The seven skills you’ll need with you at all times.
From the 332,860 people surveyed in the study, seven skills were picked almost twice as often as the remaining nine. So I don’t take up too much of your time (I could talk about these things all day!) I’ll give you some of my thoughts on the top seven skills:
- Inspires and motivates others: this one’s a no brainer. How could you lead without being inspiring and motivational? If people look up to you and believe in you then they’re more likely to follow you.
- Displays high integrity and honesty: again, fairly intuitive. If you work hard and apply yourself then the truth is all you need. How can you be a leader without being honest?
- Solves problems and analyzes issues: how well can you think on your feet and solve problems on the spot? Are you able to analyze issues and stop them from becoming problems?
- Drives for results: you want your results to be able to speak for themselves. Are you able to bring a project home and get the results required?
- Communicates powerfully and prolifically: some argue that you can make anything happen if you just communicate the right way. How well can you articulate your ideas so people understand what your big goals are?
- Collaborates and promotes teamwork: You’re the one bringing everyone together and making sure delivery works smoothly. How well can you can you work with others and get a team to work for you?
- Builds relationships: your ability to build rapport with others. Can you find a way to connect and engage with other people?
You’ll find that these skills are complimentary to each other. Develop one and you’ll typically improve in other areas too. Think about how well you can solve problems when you drive for results. Your ability to inspire others is dependent on how well you can communicate.
Why you need to introduce all new and potential leaders to these skills.
Do you have an employee on the cusp of becoming an effective leader? Review these key competencies and see where they need improvement.
Break the requirements for the position down to its simple elements. Treat these key competencies as if they were the desired outputs for a project.
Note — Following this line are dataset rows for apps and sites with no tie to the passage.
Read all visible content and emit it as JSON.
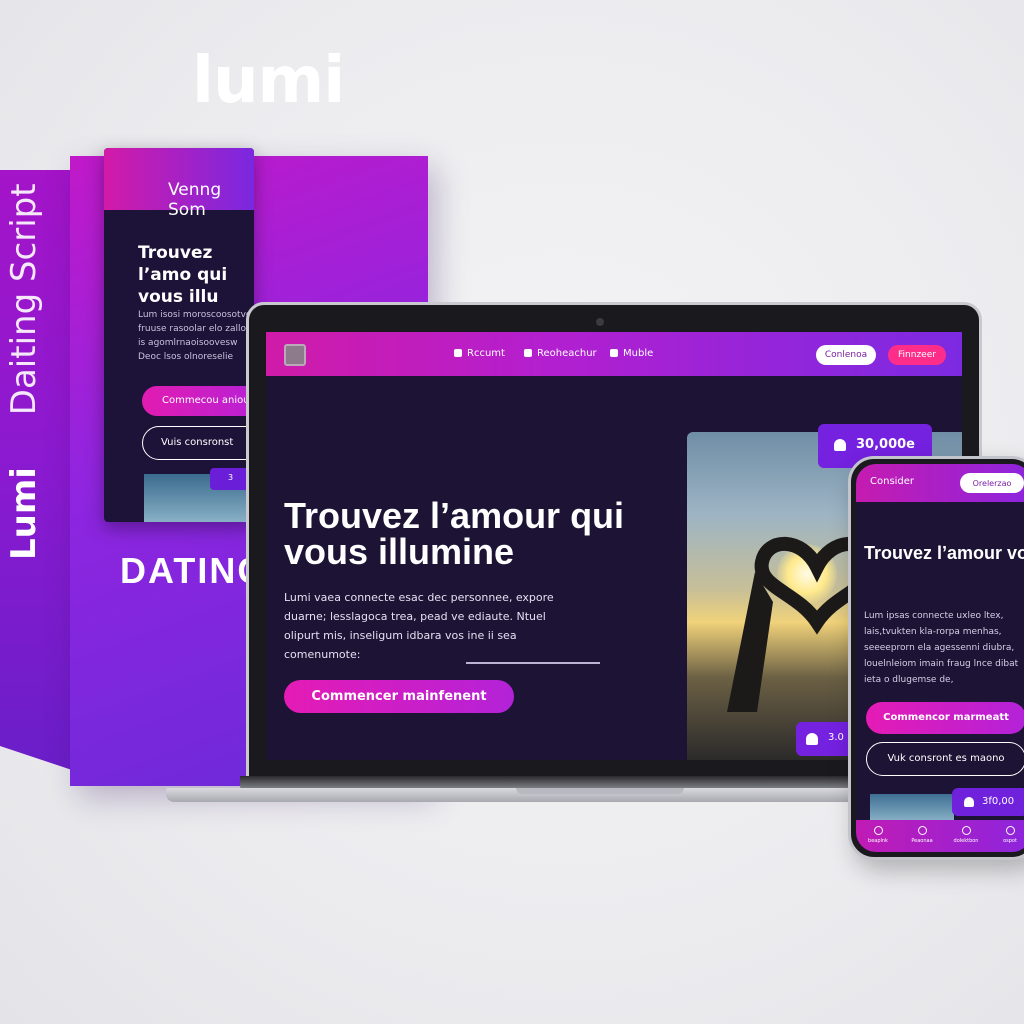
{
  "box": {
    "logo": "lumi",
    "spine_brand": "Lumi",
    "spine_sub": "Daiting Script",
    "bottom_text": "DATING",
    "screen": {
      "header_text": "Venng Som",
      "title": "Trouvez l’amo qui vous illu",
      "body": "Lum isosi moroscoosotvo fruuse rasoolar elo zalloe is agomlrnaoisoovesw Deoc lsos olnoreselie",
      "cta_primary": "Commecou aniou",
      "cta_secondary": "Vuis consronst",
      "chip": "3"
    }
  },
  "laptop": {
    "nav": {
      "items": [
        {
          "label": "Rccumt"
        },
        {
          "label": "Reoheachur"
        },
        {
          "label": "Muble"
        }
      ],
      "btn_secondary": "Conlenoa",
      "btn_primary": "Finnzeer"
    },
    "hero": {
      "title": "Trouvez l’amour qui vous illumine",
      "body": "Lumi vaea connecte esac dec personnee, expore duarne;  lesslagoca trea, pead ve ediaute. Ntuel olipurt mis, inseligum idbara vos ine ii sea comenumote:",
      "cta": "Commencer mainfenent"
    },
    "badge_top": "30,000e",
    "badge_bottom": "3.0"
  },
  "phone": {
    "header_label": "Consider",
    "header_btn": "Orelerzao",
    "title": "Trouvez l’amour vous illumina",
    "body": "Lum ipsas connecte uxleo ltex, lais,tvukten kla-rorpa menhas, seeeeprorn ela agessenni diubra, louelnleiom imain fraug lnce dibat ieta o dlugemse de,",
    "cta_primary": "Commencor marmeatt",
    "cta_secondary": "Vuk consront es maono",
    "chip": "3f0,00",
    "tabs": [
      {
        "label": "beaplnk"
      },
      {
        "label": "Peaonaa"
      },
      {
        "label": "dolektbon"
      },
      {
        "label": "ospot"
      }
    ]
  },
  "colors": {
    "magenta": "#d01ba8",
    "violet": "#7c2ae2",
    "dark_bg": "#1c1335",
    "cta_pink": "#e51bb5"
  }
}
They may already have these skills, but are they at the level they need to be?
In our own article on the importance of competencies, we use the example of the difference between the ability to craft a pitch for a Public Relations Assistant and a Public Relations Manager.
An assistant must be able to craft a pitch, in that they understand what is required to craft one, but a manager must be able to craft one that is engaging and compelling. The same skill is required, but at a higher level.
Use these skills for ongoing development, feedback, and coaching.
Recognition of these skills is essential for development. It becomes easier to assess the skills that employees need when you can put them into objective terms.
Using these skills you can almost predict which employees will advance, based on the leadership skills they possess at the moment.
This removes the guesswork out of training employees in areas they need improvement. Once you can articulate the areas an employee is lacking in, you can help plan, manage and coach for the development required.
Do you agree with this list of key competencies? I’d love to hear your thoughts on the competencies required for leadership in your organisation. Jump into the comments below and let’s get the conversation going.
Photo Credit: Sara&Joachim&Mebe Used under license CC BY-SA 2.0